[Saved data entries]
..............................

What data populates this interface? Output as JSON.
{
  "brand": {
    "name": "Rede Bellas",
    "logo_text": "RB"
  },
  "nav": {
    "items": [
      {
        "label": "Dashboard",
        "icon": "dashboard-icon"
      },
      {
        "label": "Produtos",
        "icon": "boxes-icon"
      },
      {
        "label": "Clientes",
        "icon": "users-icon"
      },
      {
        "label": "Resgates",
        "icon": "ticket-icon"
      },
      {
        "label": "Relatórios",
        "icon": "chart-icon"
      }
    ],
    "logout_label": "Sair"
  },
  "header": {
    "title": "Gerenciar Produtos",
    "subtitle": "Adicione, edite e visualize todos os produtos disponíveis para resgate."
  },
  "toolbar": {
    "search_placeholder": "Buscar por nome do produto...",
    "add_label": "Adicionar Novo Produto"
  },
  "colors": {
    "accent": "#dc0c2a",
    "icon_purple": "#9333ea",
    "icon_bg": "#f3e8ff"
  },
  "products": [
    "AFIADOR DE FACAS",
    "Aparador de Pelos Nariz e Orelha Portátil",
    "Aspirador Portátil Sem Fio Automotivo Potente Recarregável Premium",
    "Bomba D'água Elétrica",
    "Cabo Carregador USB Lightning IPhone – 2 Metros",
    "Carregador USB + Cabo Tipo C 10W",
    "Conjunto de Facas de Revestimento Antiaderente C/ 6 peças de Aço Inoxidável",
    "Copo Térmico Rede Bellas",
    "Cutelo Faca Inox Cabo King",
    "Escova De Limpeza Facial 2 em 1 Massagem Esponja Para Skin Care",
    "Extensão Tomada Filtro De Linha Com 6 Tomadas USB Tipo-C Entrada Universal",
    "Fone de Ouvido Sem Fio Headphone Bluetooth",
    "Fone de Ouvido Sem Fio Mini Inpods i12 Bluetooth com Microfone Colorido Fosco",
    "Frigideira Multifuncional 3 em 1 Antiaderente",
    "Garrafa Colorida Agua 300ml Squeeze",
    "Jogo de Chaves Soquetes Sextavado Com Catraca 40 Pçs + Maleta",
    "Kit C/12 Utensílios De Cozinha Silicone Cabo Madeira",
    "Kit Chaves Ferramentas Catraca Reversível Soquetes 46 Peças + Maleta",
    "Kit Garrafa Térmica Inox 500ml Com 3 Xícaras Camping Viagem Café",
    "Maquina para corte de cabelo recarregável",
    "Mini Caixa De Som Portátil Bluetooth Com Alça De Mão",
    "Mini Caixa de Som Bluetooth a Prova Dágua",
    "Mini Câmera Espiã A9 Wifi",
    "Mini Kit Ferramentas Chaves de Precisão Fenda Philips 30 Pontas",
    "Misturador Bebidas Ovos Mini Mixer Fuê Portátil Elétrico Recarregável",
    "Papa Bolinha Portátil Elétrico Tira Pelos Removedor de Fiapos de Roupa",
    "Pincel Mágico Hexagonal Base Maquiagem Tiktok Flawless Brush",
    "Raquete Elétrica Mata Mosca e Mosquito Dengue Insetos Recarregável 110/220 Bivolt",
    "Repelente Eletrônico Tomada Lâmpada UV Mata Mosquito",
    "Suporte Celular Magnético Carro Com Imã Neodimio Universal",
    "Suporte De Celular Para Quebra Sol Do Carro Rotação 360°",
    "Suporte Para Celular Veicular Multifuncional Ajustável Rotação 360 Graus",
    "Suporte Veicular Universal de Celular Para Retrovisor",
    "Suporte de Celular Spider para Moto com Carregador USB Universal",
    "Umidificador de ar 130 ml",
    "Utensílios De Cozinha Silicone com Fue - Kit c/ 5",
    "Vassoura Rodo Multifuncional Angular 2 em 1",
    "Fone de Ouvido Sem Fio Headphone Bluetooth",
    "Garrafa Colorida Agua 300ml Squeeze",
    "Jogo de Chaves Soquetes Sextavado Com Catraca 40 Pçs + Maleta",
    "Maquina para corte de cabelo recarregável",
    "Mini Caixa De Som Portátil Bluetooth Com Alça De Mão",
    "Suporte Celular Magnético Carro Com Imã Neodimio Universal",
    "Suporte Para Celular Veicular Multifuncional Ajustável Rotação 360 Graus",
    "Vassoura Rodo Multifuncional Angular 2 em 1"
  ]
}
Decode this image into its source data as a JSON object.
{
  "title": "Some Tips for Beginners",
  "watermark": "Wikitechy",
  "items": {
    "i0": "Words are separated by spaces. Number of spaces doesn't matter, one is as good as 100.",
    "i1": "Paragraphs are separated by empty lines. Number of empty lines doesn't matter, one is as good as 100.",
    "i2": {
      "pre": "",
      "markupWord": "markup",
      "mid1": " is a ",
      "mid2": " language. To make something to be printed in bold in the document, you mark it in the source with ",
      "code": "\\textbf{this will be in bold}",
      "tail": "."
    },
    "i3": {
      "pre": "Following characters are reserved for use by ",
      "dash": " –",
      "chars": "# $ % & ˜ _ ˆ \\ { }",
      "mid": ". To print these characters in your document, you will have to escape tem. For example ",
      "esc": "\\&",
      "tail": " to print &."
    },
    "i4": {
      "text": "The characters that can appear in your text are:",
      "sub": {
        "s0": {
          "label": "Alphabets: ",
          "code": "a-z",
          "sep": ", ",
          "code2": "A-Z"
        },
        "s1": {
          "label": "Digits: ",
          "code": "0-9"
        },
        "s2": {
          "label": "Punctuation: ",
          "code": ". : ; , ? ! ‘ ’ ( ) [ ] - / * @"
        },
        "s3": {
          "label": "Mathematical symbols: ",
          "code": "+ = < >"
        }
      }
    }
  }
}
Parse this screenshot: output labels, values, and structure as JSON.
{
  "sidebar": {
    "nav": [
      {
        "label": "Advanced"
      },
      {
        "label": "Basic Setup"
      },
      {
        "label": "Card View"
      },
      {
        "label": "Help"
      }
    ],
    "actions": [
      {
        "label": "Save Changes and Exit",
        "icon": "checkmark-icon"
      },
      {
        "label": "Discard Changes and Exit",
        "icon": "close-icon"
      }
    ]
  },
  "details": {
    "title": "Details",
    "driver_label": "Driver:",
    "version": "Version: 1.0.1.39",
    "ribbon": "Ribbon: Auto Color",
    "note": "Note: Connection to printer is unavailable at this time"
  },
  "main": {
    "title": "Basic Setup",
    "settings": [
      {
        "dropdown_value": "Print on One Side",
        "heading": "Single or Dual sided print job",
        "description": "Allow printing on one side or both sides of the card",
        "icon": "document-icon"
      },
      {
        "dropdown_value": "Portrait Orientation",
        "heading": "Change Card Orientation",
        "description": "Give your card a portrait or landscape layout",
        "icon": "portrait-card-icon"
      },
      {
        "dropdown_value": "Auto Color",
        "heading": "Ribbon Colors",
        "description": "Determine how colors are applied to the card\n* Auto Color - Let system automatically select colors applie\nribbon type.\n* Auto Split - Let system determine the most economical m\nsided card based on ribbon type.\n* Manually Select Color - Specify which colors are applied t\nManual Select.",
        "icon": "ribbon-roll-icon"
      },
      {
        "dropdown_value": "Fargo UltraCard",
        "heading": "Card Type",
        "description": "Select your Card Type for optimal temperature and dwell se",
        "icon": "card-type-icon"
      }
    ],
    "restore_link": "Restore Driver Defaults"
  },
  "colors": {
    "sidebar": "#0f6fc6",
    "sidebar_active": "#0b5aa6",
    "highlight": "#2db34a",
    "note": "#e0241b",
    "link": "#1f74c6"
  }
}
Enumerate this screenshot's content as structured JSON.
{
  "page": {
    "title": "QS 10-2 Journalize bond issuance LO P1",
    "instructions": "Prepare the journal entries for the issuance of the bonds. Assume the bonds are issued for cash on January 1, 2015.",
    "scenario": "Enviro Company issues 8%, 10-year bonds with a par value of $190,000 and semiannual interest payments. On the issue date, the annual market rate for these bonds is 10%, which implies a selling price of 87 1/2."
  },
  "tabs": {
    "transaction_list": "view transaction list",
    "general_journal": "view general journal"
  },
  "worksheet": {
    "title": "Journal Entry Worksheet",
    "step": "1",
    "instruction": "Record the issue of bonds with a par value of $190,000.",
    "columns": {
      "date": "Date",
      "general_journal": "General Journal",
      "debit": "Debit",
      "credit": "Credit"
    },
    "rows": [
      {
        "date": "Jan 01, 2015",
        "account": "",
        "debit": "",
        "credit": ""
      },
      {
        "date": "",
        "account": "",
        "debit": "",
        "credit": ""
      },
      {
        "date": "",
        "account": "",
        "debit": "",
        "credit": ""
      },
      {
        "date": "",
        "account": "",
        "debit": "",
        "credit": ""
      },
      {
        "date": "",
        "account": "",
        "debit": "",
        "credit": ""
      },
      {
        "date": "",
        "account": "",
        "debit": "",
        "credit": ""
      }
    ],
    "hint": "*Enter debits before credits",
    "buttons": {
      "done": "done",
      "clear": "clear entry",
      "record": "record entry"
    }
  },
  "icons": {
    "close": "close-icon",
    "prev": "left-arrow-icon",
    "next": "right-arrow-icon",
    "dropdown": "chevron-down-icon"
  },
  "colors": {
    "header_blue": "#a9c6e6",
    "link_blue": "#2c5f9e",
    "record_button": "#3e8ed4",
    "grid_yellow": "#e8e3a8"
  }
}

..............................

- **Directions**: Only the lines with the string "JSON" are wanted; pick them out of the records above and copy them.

- **Reply**:
What data populates this interface? Output as JSON.
Decode this image into its source data as a JSON object.
Parse this screenshot: output labels, values, and structure as JSON.
Enumerate this screenshot's content as structured JSON.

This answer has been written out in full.